knee pain osteoarthritisThe hallmark symptoms of degenerative joint disease, or osteoarthritis, are pain, swelling and stiffness. The Centers for Disease Control and Prevention report that nearly 1 in 2 people are at risk of developing osteoarthritis by the age of 85.

Because there is no known cure for osteoarthritis, medications such as acetaminophen or non-steroidal anti-inflammatory drugs (NSAIDs) are used to provide symptom relief. Long-term use of these medications can be problematic, so natural alternatives are sought out by clinicians and patients alike.

Chondroitin has surfaced as a key supplement for osteoarthritis; however, study results have been inconsistent. According to a 2015 exhaustive systematic review by The Cochrane Collaboration, chondroitin does, in fact, outperform a placebo in improving osteoarthritis pain.

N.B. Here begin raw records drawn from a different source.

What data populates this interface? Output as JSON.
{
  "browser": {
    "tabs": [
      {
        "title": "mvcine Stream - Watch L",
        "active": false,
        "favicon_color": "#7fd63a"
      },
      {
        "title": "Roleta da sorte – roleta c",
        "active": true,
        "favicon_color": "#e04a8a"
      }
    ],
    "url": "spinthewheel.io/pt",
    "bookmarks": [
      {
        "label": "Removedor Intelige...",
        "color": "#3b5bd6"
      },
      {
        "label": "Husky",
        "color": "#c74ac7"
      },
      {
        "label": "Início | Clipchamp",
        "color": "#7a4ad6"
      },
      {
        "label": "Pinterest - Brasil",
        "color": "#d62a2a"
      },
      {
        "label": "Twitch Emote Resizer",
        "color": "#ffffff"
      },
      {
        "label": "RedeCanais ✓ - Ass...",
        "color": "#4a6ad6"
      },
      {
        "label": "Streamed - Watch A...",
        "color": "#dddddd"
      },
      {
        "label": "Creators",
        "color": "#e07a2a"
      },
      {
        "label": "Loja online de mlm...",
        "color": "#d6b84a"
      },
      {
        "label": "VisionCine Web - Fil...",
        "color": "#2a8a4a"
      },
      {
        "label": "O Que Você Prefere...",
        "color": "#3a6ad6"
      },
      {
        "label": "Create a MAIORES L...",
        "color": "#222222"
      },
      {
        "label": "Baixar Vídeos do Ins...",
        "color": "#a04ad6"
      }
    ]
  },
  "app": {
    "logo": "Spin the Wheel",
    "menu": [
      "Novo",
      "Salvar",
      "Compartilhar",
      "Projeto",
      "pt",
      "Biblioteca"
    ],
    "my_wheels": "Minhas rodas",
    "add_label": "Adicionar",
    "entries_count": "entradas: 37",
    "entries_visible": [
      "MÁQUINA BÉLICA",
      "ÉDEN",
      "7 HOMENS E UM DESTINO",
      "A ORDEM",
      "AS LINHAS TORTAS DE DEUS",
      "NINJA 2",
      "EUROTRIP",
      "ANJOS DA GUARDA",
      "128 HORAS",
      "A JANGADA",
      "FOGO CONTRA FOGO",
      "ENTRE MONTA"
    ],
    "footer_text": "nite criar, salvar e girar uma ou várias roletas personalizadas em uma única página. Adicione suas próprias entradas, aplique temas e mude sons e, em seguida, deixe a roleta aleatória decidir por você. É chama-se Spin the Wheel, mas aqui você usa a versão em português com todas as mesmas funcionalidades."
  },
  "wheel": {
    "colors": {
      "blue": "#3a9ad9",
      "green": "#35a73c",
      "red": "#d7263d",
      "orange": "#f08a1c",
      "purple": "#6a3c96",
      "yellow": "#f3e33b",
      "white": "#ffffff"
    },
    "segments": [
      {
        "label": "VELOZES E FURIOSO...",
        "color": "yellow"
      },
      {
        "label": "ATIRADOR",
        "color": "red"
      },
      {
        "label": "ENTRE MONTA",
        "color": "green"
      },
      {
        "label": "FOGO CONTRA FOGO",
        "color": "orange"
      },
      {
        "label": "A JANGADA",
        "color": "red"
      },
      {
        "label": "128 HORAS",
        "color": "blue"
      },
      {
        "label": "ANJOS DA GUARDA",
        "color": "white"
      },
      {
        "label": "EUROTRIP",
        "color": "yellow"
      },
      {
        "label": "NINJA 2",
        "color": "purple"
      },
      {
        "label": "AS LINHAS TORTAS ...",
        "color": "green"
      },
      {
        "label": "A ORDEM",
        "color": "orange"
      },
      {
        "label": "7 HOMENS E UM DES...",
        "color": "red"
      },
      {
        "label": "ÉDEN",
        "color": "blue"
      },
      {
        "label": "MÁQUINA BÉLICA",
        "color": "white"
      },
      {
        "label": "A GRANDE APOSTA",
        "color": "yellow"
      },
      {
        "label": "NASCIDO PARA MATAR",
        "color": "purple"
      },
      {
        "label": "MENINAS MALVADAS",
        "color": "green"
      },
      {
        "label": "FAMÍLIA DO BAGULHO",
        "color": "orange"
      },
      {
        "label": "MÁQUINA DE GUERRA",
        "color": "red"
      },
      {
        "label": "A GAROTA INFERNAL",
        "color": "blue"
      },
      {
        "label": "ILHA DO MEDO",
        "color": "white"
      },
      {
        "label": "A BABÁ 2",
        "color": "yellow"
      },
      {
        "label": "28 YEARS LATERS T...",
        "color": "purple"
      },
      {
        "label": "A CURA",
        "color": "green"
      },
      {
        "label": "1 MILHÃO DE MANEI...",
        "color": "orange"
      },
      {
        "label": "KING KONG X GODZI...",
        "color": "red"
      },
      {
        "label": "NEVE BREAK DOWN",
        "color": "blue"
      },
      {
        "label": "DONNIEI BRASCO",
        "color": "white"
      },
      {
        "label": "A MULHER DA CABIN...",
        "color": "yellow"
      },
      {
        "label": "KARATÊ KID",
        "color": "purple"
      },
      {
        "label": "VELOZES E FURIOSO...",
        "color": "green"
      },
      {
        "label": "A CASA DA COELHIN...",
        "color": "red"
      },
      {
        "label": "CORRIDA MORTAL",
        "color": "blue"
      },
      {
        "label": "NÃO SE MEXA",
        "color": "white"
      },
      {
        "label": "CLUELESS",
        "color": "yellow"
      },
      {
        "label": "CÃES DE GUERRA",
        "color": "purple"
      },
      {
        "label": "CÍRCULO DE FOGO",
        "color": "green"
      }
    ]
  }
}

In controlled studies, chondroitin had lower incidence of adverse events.

To gather data for this analysis, the researchers searched seven databases and all studies had to be randomized or quasi-randomized clinical trials lasting longer than 2 weeks. All of the studies featured adults with diagnosed osteoarthritis. They found 43 randomized controlled trials that featured a total of nearly 5000 participants who were treated with chondroitin and more than 4000 participants who were given a placebo or a control such as NSAIDs.

Consistently, the participants treated with chondroitin had statistically significantly less pain in the studies that lasted less than 6 months compared with the placebo. In studies lasting longer than 6 months, pain scores were lower but not as significant as in the short-term studies. Pain scores were also statistically significant in studies that combined chondroitin with glucosamine.

Based on the results from this review, chondroitin can safely relieve osteoarthritis pain and should be considered a first-line treatment choice.